“You don’t need to know the Seattle City Council members to invite them to your grand opening,” I replied. “Your restaurant is located in the City of Seattle. The City welcomes small businesses like yours.” Your business contributes to jobs and taxes to the City. It’s good news for the City.
He paused. Then he asked an interesting question. “How much do I need to pay them to do the ribbon-cutting?” he asked.
“Nothing,” I said. In fact, if you pay government officials to do something, it would be considered inappropriate, according to the Office of Ethics and Election of the City of Seattle. On its website, it states, “Unsolicited gifts with an aggregate value of less than fifty dollars from a single source in a calendar year or a single gift from multiple sources with a value of less than fifty dollars is against policy.” So you cannot give an expensive gift to government employees.

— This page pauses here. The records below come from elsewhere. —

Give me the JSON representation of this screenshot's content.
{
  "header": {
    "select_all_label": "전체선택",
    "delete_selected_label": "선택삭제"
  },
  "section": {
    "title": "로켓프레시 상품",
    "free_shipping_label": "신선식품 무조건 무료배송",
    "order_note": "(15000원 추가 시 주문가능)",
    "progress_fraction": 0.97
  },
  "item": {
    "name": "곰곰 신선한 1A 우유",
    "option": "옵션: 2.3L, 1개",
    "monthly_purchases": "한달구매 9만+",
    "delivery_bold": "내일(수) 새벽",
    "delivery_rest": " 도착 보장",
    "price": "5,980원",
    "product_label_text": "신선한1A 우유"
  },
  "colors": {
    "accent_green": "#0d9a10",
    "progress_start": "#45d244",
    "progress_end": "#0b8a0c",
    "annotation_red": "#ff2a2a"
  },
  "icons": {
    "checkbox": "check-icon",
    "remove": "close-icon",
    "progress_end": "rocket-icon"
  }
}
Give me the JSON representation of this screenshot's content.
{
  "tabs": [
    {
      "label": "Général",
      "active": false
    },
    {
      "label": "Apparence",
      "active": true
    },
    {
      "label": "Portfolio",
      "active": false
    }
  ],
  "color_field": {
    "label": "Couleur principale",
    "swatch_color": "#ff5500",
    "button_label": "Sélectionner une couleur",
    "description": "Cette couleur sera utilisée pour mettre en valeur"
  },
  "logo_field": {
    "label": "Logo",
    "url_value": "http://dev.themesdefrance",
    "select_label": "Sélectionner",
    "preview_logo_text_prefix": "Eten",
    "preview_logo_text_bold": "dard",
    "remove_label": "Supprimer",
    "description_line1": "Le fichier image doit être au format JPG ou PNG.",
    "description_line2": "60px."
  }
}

In Hong Kong, where I was raised, when you invite someone famous, you have to be ready to give them a pair of 24-carat gold scissors for the ribbon-cutting.
Most Asian immigrants have the misconception that if you want the government to do something, you need to buy them a gift. Perhaps, in many Asian countries, you are obliged to do so. This is not in America, especially in Seattle. Elected officials have to get out of their office to feel the pulse of the community. A grand opening provides them the opportunity to do so.
A thank you letter to the officials after the opening is good enough. However, be sure to have many people present. A special dinner with a few friends is not an appropriate event for a public official. The rule says that if you invite them, it should be a diverse group of guests (more than 20 people). A reception, not a dinner, is the appropriate thing to do, according to the Office of Ethics and Election. ♦